Testing The Source of Morality
Religious believers love to claim that God is the only possible source for morality. While I have made it clear in a previous article that God does not ground morality at all and that the true source of morality is human empathy and compassion, many religious believers still hold on to their dogmatic view. Not to worry, I have developed a test to see which one of us is correct.
The test is basically Abraham’s Choice. In the biblical story, God commands Abraham to sacrifice his son Isaac as a test of Abraham’s faith. Will Abraham kill his own son to please his Lord?
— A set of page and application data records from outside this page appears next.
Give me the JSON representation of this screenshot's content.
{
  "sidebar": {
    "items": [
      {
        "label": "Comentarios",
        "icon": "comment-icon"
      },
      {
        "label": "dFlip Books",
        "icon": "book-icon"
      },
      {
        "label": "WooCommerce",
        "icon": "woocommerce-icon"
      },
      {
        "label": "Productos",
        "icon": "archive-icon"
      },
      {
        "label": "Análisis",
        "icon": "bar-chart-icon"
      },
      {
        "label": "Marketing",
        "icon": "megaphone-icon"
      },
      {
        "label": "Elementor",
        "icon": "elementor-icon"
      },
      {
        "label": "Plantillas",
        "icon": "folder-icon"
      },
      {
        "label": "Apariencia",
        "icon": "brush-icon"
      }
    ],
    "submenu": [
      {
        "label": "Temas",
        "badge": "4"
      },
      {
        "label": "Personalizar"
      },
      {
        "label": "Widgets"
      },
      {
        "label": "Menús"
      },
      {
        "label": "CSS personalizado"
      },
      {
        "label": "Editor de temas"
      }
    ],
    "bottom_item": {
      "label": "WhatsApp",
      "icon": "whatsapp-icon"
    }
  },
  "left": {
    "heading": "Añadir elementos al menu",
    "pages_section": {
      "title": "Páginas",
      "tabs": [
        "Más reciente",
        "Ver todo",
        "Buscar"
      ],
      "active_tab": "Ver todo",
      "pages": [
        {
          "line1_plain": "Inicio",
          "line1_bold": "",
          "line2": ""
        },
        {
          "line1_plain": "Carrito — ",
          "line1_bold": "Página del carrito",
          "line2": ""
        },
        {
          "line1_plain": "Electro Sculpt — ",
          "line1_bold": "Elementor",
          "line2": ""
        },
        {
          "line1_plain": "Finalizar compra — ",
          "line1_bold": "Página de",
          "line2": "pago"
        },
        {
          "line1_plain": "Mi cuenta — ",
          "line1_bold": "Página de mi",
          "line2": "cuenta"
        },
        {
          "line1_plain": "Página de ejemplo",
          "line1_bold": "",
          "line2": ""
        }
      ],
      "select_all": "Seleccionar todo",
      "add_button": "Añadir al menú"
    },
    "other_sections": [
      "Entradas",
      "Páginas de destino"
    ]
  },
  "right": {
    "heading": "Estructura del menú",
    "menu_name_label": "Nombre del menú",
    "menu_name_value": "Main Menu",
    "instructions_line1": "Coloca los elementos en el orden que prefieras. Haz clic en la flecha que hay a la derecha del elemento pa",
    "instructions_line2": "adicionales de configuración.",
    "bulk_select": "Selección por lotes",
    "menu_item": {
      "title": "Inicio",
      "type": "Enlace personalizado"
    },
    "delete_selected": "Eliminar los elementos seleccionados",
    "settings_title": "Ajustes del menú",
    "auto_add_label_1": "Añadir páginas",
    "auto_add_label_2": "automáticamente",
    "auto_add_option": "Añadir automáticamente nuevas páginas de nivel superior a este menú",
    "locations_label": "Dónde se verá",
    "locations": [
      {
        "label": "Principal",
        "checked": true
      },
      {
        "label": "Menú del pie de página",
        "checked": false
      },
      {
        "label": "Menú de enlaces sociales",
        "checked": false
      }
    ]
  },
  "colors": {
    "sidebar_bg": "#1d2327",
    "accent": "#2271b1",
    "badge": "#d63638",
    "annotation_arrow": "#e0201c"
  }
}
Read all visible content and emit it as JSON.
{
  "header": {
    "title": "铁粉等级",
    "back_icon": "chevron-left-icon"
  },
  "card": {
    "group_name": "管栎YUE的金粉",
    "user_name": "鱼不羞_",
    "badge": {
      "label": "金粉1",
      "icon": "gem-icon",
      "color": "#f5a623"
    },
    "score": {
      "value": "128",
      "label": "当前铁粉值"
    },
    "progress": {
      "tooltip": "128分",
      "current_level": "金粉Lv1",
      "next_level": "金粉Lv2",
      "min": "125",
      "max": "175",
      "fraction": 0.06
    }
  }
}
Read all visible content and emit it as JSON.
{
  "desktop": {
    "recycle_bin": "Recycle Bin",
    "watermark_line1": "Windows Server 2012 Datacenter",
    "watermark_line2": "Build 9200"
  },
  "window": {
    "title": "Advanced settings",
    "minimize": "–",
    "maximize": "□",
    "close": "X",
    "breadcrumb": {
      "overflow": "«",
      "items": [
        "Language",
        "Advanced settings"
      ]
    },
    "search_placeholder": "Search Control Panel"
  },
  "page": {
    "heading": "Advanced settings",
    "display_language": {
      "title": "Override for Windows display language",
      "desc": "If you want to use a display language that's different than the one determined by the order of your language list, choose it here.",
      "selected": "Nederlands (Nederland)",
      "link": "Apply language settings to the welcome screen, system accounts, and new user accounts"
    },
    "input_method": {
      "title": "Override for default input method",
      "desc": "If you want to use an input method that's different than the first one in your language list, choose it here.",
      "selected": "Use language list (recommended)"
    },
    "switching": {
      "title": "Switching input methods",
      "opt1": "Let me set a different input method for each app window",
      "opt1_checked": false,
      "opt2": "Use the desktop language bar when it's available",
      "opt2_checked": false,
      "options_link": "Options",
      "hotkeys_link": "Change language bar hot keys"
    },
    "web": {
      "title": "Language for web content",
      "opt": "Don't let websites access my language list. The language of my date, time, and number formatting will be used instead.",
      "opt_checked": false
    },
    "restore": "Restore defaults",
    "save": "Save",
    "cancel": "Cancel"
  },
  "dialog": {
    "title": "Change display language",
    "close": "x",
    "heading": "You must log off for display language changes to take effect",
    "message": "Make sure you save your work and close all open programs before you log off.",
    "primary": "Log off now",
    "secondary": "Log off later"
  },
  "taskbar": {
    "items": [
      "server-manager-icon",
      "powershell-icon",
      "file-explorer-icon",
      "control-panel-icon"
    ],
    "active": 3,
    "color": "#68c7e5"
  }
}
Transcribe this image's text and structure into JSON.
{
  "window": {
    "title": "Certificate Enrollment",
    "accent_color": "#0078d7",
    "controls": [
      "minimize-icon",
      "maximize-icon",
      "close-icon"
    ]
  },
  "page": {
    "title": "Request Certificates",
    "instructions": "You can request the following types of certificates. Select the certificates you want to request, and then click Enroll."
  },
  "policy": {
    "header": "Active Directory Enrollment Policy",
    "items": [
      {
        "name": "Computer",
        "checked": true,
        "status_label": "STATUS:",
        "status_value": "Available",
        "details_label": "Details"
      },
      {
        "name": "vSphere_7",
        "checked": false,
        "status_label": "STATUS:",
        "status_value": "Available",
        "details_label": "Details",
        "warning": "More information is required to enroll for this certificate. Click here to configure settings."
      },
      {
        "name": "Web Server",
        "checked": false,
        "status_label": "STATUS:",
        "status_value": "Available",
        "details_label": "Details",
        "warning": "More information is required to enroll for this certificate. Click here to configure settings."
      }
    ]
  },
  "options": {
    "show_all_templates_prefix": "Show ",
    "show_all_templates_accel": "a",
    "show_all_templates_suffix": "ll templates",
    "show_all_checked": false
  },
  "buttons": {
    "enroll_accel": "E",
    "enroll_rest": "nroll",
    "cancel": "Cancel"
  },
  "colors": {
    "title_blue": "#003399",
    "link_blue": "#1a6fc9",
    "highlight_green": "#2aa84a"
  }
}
Yes, he would have except that an angel came down and told Abraham at the last minute that he no longer had to “sacrifice” his son and that it was just a test of faith.
Many years ago, I asked my Christian friend Saint Stephen about what he would do if God had commanded him to sacrifice his child. It made for fantastic radio given that his wife and kids were listening in the next room and the walls of our studio were made of glass. He told me that he had to get back to me on that one. Since then, shit happened and he never had the opportunity to get back to me… but I digress.
It seems that this question was a huge moral dilemma for him and it really shouldn’t have been. I recently asked this same question to my Christian friend Greg and he kept refusing to answer. But I don’t really see why it is such a tough question for him either.
Of course he should kill his kid. God is the only source of morality and God has commanded him to kill his kid. Sacrificing his child to God must be morally good. God said so. Beside, God could always stop him at the last minute or has my friend Greg pointed out, God could even bring his child back to life like he did Job’s kids… oh wait, bad example.
Still, it isn’t like his child will be torture for all eternity or anything, I’m sure his child has been indoctrinated and believes with 100% certainty that Jesus is Lord. This is good news because after my Christian friends sacrifice their respective children, their children get to go to Heaven to live in bliss for all eternity. My Christian friends will see their respective children again real soon (relatively speaking).
On the other hand, if I am correct and the true source of morality isn’t God, but is instead human empathy and compassion, then it would be morally wrong to kill a child as a sacrifice to a deity or for pretty much any other reason. It doesn’t matter if God commands it or not, it would be morally wrong.
Now here is the rub. The very fact that Christians hesitate on this question is evidence that morality really is about human empathy and compassion even if the Christian ends up making the wrong moral choice (as sadly a few might). We have a moral intuition based on our human empathy and compassion that killing children or anyone for that matter is morally wrong in most cases. When Christians debate this issue in their mind, they have to make a choice against what we know to be moral. They have to weigh their love of their deity against what they know to be moral.
In other words, even if they choose their deity, they have conceded that it was a difficult choice worthy of inner debate and conflict. Why? Christians don’t want to obey God if God commands them to kill their kid. They still might obey God and that would be horrific, but part of them knows that it would be horrific and that is my point. If God commands it and he is the true source of morality, the thought of obeying God’s command no matter what it is shouldn’t be horrific at all.